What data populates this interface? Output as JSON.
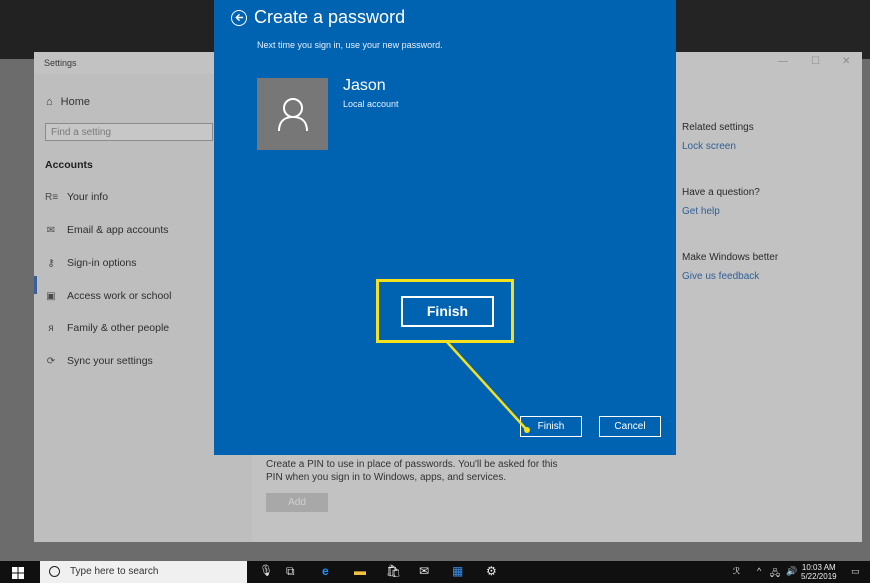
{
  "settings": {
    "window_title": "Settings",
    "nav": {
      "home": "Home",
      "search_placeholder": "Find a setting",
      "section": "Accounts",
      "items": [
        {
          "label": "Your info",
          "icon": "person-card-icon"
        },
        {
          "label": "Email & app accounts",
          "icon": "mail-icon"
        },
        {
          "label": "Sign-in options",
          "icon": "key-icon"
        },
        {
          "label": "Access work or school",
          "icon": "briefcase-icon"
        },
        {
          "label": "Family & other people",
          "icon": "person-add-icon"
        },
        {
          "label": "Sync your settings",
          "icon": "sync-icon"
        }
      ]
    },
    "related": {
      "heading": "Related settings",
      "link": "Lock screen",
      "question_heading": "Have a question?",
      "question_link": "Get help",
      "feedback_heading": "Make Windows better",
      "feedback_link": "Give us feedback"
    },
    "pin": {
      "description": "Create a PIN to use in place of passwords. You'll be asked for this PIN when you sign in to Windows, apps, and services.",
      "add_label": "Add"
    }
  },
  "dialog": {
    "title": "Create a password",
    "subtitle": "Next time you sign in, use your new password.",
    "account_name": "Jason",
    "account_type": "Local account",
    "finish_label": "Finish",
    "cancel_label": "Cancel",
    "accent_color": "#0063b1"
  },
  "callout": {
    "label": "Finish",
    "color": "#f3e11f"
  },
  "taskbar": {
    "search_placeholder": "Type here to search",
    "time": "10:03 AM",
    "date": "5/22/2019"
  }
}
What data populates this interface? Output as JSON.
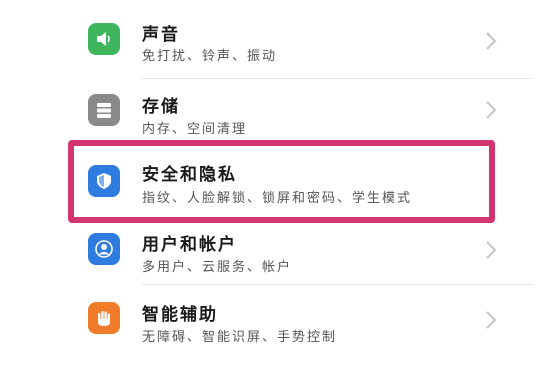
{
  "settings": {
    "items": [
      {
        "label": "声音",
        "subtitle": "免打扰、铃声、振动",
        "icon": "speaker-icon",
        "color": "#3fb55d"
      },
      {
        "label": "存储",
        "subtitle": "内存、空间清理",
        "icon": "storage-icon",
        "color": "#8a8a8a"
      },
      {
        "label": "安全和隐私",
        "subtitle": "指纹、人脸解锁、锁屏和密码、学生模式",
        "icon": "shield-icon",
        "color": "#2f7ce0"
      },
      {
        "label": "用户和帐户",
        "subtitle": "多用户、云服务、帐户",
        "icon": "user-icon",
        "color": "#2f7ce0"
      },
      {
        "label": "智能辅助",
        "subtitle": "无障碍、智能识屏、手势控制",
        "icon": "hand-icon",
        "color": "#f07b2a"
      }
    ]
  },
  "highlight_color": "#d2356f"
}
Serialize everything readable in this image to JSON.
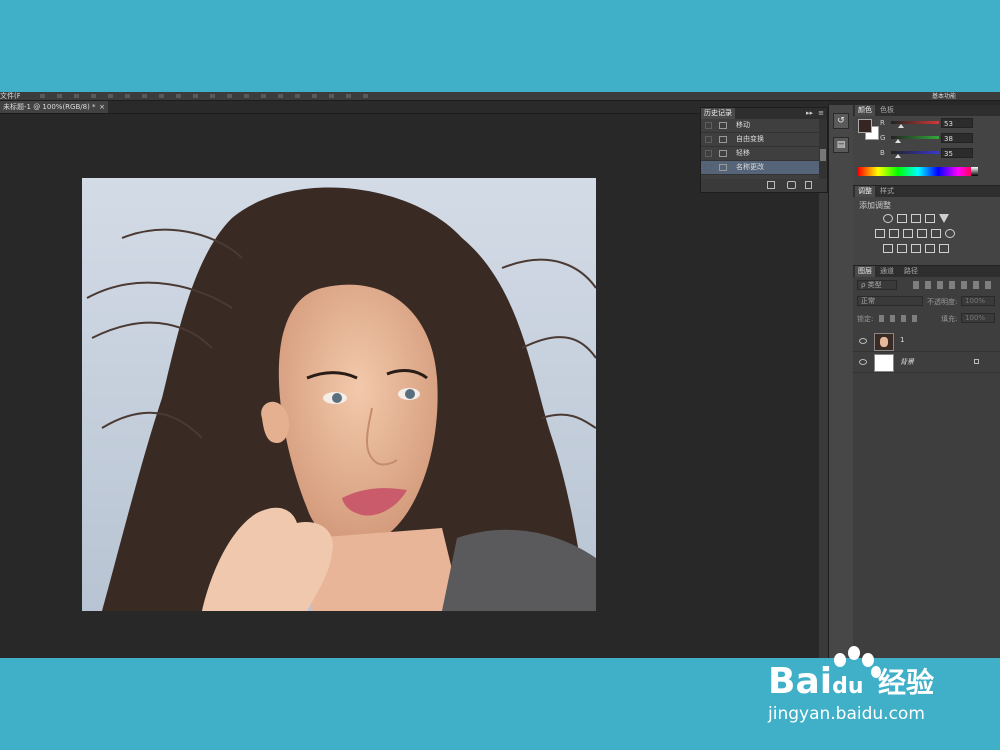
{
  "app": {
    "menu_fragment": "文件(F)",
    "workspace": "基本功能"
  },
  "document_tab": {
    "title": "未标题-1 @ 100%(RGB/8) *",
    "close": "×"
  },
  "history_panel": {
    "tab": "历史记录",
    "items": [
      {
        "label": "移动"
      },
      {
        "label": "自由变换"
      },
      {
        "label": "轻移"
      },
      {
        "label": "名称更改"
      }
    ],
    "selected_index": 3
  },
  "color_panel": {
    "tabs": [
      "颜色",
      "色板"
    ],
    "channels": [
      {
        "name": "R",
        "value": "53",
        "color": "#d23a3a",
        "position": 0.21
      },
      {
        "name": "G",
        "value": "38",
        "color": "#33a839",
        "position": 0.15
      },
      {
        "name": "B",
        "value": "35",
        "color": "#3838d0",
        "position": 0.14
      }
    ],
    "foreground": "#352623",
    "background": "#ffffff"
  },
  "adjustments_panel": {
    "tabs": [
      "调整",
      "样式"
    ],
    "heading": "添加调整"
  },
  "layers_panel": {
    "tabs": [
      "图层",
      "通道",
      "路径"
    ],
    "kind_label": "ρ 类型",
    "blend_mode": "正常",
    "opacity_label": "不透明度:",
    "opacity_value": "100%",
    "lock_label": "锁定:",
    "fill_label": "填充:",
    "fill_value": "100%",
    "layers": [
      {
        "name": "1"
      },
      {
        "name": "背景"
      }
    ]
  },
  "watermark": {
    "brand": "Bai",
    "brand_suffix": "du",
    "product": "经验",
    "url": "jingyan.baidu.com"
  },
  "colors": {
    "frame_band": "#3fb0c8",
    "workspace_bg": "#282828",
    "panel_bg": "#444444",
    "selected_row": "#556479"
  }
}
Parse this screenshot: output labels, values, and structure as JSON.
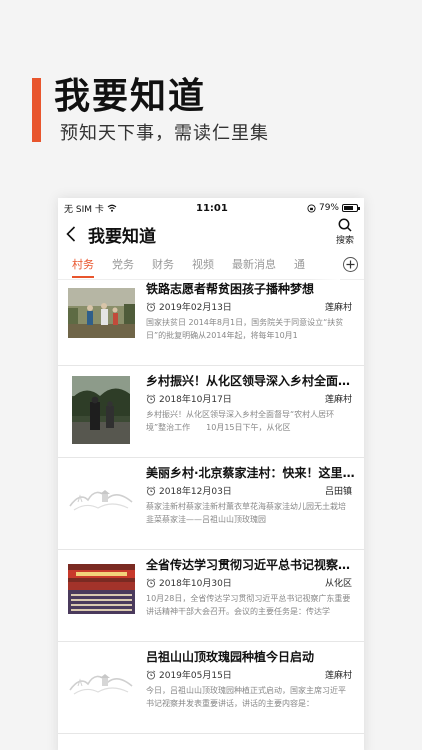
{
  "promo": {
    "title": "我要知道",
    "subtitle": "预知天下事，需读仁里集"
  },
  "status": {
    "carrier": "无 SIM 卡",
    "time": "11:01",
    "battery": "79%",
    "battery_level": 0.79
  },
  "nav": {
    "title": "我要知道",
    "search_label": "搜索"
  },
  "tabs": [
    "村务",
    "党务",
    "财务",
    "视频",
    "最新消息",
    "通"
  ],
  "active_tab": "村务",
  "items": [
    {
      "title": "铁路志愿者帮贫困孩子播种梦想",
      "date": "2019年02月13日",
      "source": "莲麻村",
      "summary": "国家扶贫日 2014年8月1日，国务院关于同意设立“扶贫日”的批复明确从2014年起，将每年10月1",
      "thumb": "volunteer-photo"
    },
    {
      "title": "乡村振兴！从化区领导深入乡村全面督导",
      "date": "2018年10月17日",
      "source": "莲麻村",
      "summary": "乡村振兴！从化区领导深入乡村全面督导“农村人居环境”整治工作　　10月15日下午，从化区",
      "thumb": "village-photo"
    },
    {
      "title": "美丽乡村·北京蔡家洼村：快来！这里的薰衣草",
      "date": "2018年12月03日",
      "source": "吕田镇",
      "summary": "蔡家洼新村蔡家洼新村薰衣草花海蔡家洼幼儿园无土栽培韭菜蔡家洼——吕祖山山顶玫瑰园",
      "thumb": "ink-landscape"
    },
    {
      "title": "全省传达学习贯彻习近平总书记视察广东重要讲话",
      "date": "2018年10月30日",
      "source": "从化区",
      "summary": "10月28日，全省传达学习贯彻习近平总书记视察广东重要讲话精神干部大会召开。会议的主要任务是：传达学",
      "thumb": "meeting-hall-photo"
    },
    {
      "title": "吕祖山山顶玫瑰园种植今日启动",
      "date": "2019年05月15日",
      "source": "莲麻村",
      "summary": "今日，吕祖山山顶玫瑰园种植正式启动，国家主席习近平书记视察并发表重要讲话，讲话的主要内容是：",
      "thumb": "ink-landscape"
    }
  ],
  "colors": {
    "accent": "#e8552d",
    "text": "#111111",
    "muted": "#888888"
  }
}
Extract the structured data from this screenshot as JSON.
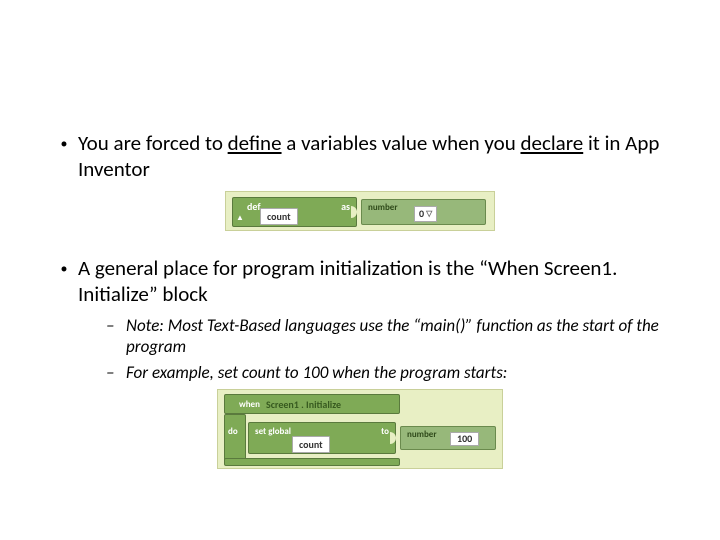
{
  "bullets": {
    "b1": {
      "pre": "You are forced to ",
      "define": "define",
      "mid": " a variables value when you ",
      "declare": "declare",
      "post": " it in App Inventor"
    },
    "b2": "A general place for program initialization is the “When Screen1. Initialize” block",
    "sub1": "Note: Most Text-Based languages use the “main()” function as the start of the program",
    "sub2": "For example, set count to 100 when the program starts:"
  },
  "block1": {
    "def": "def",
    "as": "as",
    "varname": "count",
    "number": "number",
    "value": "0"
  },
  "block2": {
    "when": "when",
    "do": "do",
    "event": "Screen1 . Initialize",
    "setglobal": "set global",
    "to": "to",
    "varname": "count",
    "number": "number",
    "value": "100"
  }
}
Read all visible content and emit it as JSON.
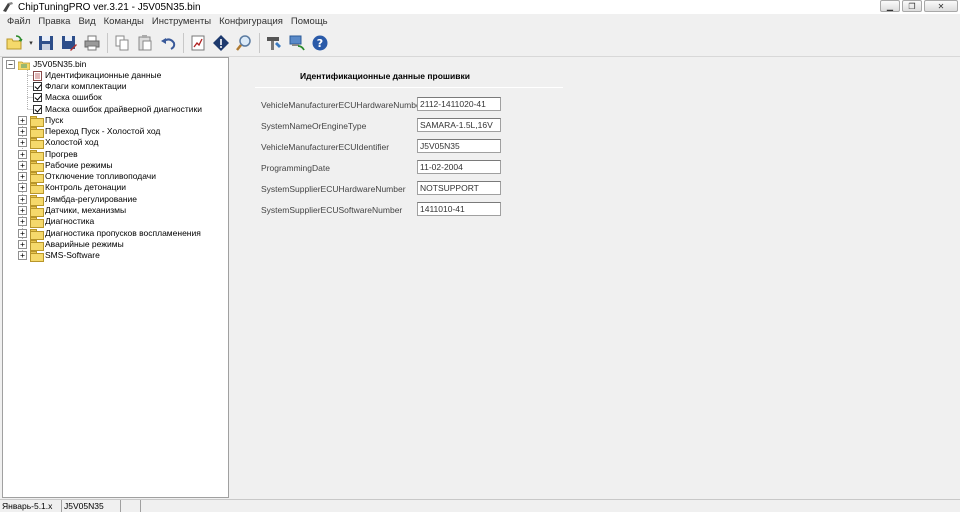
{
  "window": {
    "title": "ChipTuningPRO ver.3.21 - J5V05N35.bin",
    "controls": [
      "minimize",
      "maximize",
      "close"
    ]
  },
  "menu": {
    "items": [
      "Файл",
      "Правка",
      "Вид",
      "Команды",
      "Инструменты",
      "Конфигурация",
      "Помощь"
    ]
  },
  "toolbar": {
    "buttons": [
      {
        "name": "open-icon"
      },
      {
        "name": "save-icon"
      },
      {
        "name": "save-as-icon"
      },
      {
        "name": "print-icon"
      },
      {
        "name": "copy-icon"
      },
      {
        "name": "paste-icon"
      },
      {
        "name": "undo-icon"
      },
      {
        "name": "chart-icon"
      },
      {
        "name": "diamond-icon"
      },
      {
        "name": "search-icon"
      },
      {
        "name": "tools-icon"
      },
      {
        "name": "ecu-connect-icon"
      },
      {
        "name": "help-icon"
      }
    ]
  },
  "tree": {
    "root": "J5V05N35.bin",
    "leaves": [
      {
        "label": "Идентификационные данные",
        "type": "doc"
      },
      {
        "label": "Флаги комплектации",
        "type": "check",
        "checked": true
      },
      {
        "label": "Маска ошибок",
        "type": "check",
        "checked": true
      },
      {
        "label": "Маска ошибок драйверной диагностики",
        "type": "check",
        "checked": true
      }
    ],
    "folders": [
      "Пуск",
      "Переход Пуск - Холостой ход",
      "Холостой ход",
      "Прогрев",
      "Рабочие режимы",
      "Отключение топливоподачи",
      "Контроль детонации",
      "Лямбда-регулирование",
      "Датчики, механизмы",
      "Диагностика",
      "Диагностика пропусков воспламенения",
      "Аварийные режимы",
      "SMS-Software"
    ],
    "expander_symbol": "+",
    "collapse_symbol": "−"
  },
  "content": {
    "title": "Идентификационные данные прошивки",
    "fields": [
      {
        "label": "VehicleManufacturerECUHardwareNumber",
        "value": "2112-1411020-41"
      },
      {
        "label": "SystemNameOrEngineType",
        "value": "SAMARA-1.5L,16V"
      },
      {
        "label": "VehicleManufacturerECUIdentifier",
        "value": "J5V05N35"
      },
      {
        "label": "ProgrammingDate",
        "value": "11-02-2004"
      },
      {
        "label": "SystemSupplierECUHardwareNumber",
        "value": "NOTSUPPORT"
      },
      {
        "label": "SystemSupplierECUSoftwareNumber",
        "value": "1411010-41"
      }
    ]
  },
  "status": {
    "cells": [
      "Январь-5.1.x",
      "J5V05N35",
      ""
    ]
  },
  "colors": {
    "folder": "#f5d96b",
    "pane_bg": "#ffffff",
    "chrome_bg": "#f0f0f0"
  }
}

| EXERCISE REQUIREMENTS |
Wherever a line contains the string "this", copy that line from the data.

| TASK RESPONSE |
What data populates this interface? Output as JSON.
      "description": "Create a PIN to use in place of passwords. You'll be asked for this PIN when you sign in to Windows, apps, and services.",
What data populates this interface? Output as JSON.
Serialize everything readable in this image to JSON.
Parse this screenshot: output labels, values, and structure as JSON.
Extract the structured data from this screenshot as JSON.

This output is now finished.